--- Given data ---

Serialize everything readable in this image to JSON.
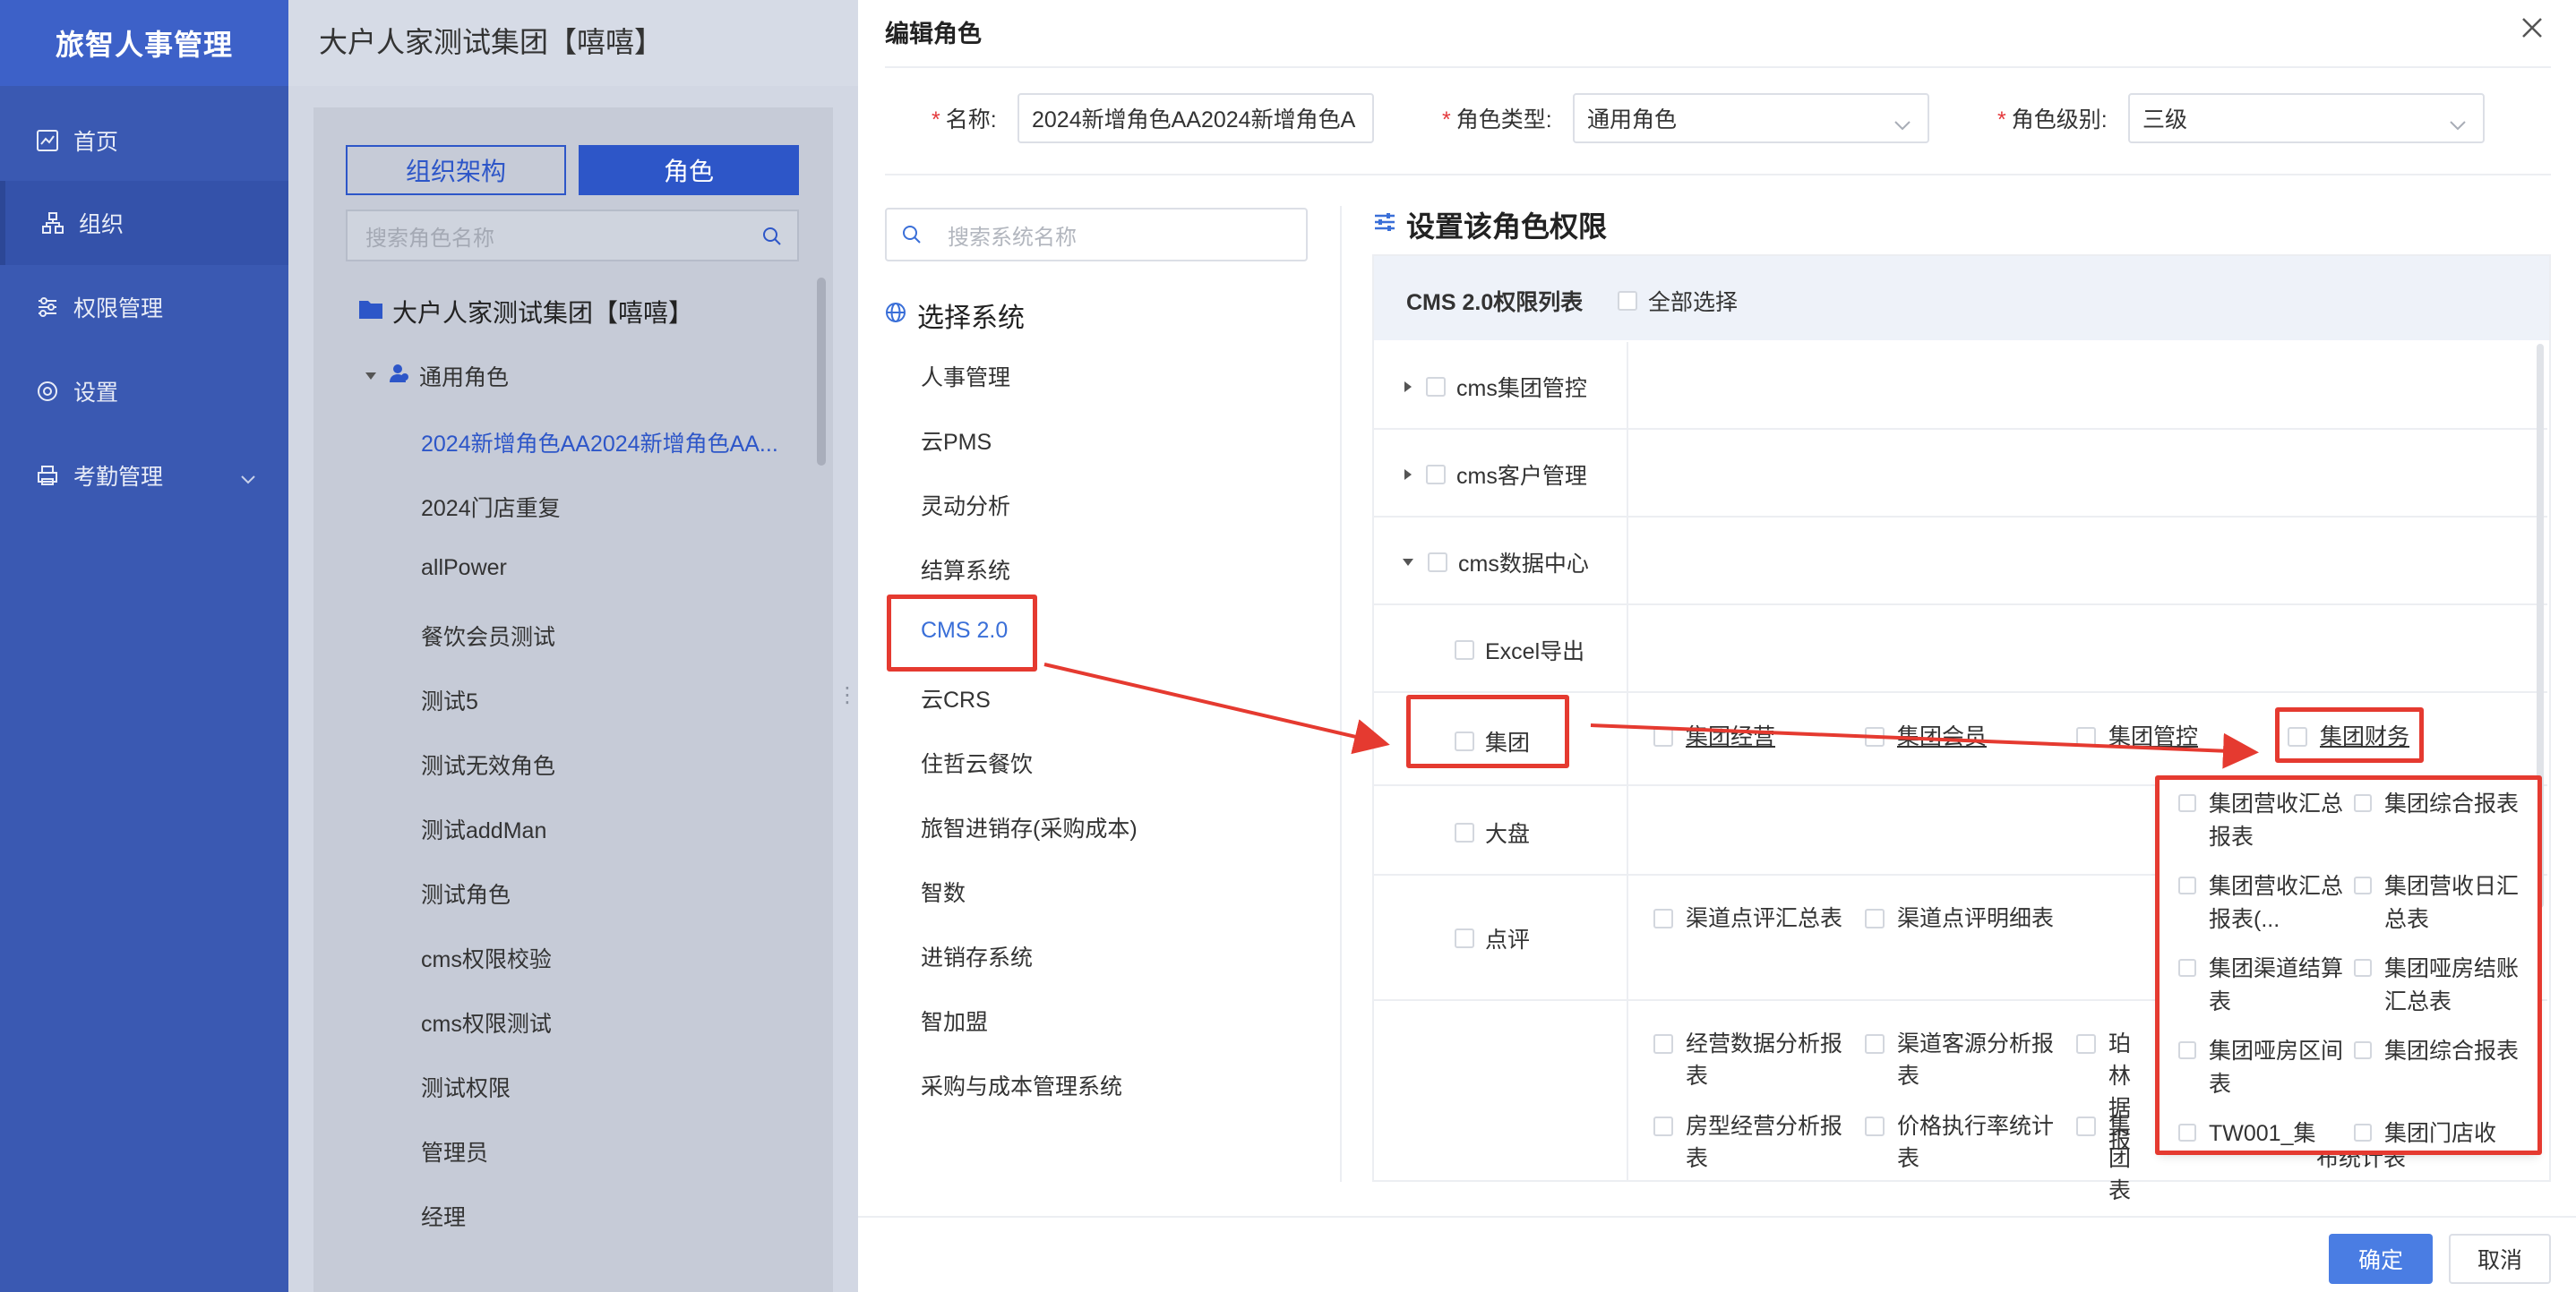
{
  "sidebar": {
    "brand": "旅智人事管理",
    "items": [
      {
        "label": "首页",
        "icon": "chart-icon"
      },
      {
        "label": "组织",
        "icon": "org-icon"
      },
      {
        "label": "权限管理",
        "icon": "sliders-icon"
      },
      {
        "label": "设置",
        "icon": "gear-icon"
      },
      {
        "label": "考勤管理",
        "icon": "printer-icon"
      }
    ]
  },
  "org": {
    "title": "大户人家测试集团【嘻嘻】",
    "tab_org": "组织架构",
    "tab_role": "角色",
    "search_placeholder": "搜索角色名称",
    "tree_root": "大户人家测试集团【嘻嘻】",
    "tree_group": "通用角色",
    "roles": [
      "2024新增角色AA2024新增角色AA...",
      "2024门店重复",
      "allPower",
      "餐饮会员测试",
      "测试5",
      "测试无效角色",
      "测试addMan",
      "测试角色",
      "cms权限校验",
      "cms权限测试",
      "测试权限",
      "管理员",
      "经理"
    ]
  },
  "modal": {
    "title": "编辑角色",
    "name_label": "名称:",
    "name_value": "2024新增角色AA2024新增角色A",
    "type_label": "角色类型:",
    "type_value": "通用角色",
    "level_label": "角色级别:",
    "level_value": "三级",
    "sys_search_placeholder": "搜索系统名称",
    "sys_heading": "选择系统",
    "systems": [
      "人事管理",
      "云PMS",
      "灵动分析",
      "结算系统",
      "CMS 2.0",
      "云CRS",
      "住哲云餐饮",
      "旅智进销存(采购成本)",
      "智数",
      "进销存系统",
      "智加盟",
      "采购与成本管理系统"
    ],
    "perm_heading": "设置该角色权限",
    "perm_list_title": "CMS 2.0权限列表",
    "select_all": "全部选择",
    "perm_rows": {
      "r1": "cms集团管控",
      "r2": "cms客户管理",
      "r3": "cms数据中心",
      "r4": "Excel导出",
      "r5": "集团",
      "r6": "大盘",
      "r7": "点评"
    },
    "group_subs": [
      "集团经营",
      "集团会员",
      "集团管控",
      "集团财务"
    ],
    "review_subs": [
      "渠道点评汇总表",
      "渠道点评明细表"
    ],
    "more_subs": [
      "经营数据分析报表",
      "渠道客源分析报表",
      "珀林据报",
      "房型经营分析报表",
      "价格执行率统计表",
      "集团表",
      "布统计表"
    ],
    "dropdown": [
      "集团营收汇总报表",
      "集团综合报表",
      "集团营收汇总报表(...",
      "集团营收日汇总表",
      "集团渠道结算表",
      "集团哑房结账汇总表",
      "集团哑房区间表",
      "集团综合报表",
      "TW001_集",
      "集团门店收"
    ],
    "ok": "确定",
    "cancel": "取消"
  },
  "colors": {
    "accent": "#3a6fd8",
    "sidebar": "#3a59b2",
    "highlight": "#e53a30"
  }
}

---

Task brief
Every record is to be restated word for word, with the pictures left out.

Task response
Serialize everything readable in this image to JSON.
{
  "sidebar": {
    "brand": "旅智人事管理",
    "items": [
      {
        "label": "首页",
        "icon": "chart-icon"
      },
      {
        "label": "组织",
        "icon": "org-icon"
      },
      {
        "label": "权限管理",
        "icon": "sliders-icon"
      },
      {
        "label": "设置",
        "icon": "gear-icon"
      },
      {
        "label": "考勤管理",
        "icon": "printer-icon"
      }
    ]
  },
  "org": {
    "title": "大户人家测试集团【嘻嘻】",
    "tab_org": "组织架构",
    "tab_role": "角色",
    "search_placeholder": "搜索角色名称",
    "tree_root": "大户人家测试集团【嘻嘻】",
    "tree_group": "通用角色",
    "roles": [
      "2024新增角色AA2024新增角色AA...",
      "2024门店重复",
      "allPower",
      "餐饮会员测试",
      "测试5",
      "测试无效角色",
      "测试addMan",
      "测试角色",
      "cms权限校验",
      "cms权限测试",
      "测试权限",
      "管理员",
      "经理"
    ]
  },
  "modal": {
    "title": "编辑角色",
    "name_label": "名称:",
    "name_value": "2024新增角色AA2024新增角色A",
    "type_label": "角色类型:",
    "type_value": "通用角色",
    "level_label": "角色级别:",
    "level_value": "三级",
    "sys_search_placeholder": "搜索系统名称",
    "sys_heading": "选择系统",
    "systems": [
      "人事管理",
      "云PMS",
      "灵动分析",
      "结算系统",
      "CMS 2.0",
      "云CRS",
      "住哲云餐饮",
      "旅智进销存(采购成本)",
      "智数",
      "进销存系统",
      "智加盟",
      "采购与成本管理系统"
    ],
    "perm_heading": "设置该角色权限",
    "perm_list_title": "CMS 2.0权限列表",
    "select_all": "全部选择",
    "perm_rows": {
      "r1": "cms集团管控",
      "r2": "cms客户管理",
      "r3": "cms数据中心",
      "r4": "Excel导出",
      "r5": "集团",
      "r6": "大盘",
      "r7": "点评"
    },
    "group_subs": [
      "集团经营",
      "集团会员",
      "集团管控",
      "集团财务"
    ],
    "review_subs": [
      "渠道点评汇总表",
      "渠道点评明细表"
    ],
    "more_subs": [
      "经营数据分析报表",
      "渠道客源分析报表",
      "珀林据报",
      "房型经营分析报表",
      "价格执行率统计表",
      "集团表",
      "布统计表"
    ],
    "dropdown": [
      "集团营收汇总报表",
      "集团综合报表",
      "集团营收汇总报表(...",
      "集团营收日汇总表",
      "集团渠道结算表",
      "集团哑房结账汇总表",
      "集团哑房区间表",
      "集团综合报表",
      "TW001_集",
      "集团门店收"
    ],
    "ok": "确定",
    "cancel": "取消"
  },
  "colors": {
    "accent": "#3a6fd8",
    "sidebar": "#3a59b2",
    "highlight": "#e53a30"
  }
}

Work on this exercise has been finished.